Horror Genre Research/Analysis: The Sixth Sense
I decided to look at The Sixth Sense as one of my research elements to help inspire me on the way that a trailer can be clearly portrayed. I also picked this film because the main character is a young boy, which is the same as our production which also uses the younger generation as the main actors.
The Sixth Sense was released in 1999 starring Bruce Willis and Haley Joel Osment. The plot of the film consists of a boy, played by Haley Joel Osment, who can see and speak to spirits that do not know they are dead and seeks the help of a child psychologist played by Bruce Willis.
This film trailer relates to our production Lower Than Bones, because of the genre and also because of the fact that the main focus character is a young boy, just like our production focuses on our main characters which are young girls (focusing in the younger generation). The trailer of this film is fast paced, and strike fear of the unknown in a clear and direct link to supernatural elements. The trailer has many editing techniques such as fading outs and fading ins to add to the mysterious element to the trailer and also to intrigue the audience to watch the film. The music in this trailer is a very important feature, the consistent non-diegetic music in the background either tension music/dramatic of a fast tempo or the simple but effective use of heartbeat pulse. Also the silence at the beginning of the trailer adds suspense and is very dramatic. The music therefore adds to the “fear” and the tension and builds up dramatically.

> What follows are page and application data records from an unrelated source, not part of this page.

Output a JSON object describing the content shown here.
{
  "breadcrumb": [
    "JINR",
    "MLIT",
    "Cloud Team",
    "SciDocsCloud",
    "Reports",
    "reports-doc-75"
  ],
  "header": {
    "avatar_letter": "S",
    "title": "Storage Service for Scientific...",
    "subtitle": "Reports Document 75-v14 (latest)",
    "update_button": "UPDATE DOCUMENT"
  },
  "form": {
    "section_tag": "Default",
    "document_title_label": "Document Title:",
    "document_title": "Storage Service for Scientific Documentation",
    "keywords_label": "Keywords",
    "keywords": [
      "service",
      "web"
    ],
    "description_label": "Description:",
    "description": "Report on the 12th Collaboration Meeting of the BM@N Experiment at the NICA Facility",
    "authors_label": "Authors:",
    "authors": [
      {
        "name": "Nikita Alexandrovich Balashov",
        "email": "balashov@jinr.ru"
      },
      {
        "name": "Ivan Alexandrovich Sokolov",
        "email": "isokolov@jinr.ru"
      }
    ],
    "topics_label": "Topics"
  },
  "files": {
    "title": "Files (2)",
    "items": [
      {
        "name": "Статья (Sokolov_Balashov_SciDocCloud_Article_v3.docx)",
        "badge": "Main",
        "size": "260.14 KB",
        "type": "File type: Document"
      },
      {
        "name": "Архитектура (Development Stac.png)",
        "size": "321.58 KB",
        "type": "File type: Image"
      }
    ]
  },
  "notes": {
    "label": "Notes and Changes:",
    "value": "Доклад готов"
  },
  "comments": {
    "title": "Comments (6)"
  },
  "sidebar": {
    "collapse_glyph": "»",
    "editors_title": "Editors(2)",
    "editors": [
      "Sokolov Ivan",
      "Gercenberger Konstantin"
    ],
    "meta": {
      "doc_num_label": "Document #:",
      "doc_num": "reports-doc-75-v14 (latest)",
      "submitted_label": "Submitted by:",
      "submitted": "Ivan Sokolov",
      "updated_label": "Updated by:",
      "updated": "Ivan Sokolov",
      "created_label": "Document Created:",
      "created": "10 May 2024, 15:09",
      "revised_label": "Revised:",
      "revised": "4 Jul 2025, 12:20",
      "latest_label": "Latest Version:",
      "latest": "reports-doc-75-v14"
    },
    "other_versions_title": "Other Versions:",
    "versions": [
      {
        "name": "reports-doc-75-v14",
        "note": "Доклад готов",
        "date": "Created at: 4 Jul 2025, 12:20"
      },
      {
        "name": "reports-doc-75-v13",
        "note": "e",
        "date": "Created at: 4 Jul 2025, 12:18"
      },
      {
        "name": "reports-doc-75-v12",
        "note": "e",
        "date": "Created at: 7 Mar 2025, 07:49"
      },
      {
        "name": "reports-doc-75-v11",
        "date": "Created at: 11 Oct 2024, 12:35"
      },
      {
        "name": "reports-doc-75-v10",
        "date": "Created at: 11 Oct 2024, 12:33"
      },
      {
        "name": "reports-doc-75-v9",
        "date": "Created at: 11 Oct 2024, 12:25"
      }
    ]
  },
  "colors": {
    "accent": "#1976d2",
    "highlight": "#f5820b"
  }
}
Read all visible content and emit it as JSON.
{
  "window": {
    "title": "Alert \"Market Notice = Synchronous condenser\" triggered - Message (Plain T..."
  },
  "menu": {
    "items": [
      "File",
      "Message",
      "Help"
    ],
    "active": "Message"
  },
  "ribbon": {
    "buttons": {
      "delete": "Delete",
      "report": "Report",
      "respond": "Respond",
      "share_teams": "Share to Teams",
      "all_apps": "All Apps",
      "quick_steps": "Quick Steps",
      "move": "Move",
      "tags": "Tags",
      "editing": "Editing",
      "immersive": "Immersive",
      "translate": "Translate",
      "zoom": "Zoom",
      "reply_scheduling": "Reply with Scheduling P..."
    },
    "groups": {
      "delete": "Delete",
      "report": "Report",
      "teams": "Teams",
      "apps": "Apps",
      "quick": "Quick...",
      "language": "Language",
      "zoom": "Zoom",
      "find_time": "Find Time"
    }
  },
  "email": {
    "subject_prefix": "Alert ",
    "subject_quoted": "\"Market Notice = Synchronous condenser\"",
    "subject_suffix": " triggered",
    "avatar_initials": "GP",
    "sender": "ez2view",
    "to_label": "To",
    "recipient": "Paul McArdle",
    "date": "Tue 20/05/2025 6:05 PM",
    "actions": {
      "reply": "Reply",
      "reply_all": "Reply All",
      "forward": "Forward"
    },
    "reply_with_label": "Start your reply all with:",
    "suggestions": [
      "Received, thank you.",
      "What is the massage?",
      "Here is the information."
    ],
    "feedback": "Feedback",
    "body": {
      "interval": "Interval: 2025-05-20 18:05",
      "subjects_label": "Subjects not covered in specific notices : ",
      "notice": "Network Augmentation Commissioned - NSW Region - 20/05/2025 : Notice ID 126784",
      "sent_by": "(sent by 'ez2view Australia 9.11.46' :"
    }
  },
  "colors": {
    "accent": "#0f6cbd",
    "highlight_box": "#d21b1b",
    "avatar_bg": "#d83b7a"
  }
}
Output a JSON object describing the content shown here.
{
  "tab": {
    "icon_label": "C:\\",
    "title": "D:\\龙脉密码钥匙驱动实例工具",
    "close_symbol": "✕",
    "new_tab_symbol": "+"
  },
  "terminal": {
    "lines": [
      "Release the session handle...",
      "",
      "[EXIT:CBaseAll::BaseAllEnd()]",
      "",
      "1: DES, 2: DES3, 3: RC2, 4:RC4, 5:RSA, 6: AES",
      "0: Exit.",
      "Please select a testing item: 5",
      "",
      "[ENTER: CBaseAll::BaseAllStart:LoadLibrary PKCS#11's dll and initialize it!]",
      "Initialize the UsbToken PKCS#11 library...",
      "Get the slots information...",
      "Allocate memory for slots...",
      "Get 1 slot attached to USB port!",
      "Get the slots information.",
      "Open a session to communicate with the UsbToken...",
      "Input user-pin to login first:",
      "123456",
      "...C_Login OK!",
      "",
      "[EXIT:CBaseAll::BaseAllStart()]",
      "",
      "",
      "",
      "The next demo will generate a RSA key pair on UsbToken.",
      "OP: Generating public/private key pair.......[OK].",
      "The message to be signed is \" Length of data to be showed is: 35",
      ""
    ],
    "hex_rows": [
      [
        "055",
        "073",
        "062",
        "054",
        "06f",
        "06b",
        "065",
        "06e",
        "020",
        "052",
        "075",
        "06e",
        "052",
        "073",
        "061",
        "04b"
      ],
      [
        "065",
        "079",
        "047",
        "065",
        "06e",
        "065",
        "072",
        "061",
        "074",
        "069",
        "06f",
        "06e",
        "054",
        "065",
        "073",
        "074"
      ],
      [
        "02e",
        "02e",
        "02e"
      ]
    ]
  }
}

The screenshot above shows the boy and a supernatural “spirit” or ghost, this enforces the horror/thriller style of the film by actually introducing the audience to the main subject area of the film. The plot is clear throughout the trailer, and has become an iconic film in this genre, the line “I see dead people” is now a very common and well-known phrase. This is why this film was an inspiration to look at to seek help in what makes a film trailer scary but also to reveal a clear plot line without giving too much away.